Osteoarthritis is a degenerative joint disease where the cartilage within the joint is worn away, leading to inflammation and pain. It is a common cause of impaired mobility in dogs and cats, and the signs are often incorrectly attributed to ‘slowing down due to the natural ageing process’, which means many pets are missing out on osteoarthritis treatments that could improve their quality of life.
The differences between cats and dogs
Osteoarthritis in dogs occurs primarily because of developmental orthopaedic disease, for example, hip or elbow dysplasia. Developmental diseases result in increased or abnormal mechanical loading in the joint which leads to chronic low-grade inflammation and degradation of joint tissues, and pain. For these reasons, osteoarthritis (and associated pain) develop early in life and should be considered a “young dog disease” despite being generally diagnosed in its later stages when the signs are easier to spot.

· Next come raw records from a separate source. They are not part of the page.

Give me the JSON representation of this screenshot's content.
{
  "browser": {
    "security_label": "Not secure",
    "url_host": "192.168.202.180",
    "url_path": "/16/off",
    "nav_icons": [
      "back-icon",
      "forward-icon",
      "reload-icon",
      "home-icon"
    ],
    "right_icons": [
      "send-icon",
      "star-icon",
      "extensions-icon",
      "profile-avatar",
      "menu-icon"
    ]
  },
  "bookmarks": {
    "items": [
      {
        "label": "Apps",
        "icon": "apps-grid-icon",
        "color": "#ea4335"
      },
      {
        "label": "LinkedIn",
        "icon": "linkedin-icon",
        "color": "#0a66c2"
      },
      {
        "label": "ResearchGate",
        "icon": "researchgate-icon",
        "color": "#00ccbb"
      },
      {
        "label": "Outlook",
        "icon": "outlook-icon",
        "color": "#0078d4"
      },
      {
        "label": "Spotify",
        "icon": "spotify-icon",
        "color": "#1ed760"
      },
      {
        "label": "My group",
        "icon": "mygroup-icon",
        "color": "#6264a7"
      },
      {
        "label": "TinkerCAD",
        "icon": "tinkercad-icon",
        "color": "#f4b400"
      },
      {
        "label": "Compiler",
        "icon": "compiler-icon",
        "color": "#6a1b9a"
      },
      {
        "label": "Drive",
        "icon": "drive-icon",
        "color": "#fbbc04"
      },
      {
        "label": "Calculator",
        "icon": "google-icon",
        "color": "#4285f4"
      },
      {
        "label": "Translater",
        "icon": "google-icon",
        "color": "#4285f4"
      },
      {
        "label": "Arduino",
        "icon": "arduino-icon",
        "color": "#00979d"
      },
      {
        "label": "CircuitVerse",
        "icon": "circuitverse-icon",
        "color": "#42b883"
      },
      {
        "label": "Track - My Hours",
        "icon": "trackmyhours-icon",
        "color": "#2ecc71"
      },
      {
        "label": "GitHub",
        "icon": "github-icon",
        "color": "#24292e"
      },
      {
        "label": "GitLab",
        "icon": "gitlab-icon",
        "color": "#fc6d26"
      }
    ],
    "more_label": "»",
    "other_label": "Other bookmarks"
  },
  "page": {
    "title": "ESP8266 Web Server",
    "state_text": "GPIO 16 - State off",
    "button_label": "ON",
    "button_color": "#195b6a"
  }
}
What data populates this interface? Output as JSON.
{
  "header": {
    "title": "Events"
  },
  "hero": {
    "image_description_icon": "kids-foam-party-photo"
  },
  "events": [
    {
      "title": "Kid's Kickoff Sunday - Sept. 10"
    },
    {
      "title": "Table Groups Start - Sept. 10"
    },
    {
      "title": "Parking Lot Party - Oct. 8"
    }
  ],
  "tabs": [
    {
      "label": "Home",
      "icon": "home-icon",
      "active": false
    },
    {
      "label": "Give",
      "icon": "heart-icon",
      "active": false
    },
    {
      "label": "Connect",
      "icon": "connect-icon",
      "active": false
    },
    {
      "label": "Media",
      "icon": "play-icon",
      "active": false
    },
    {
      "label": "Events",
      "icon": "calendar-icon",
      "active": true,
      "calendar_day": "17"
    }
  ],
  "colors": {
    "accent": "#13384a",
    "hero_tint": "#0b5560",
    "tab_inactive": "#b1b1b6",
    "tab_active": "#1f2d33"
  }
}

Although the mechanisms resulting in degenerative joint disease in cats are not fully understood, they are generally not related to developmental disease as they are in dogs. In cats, as with humans, osteoar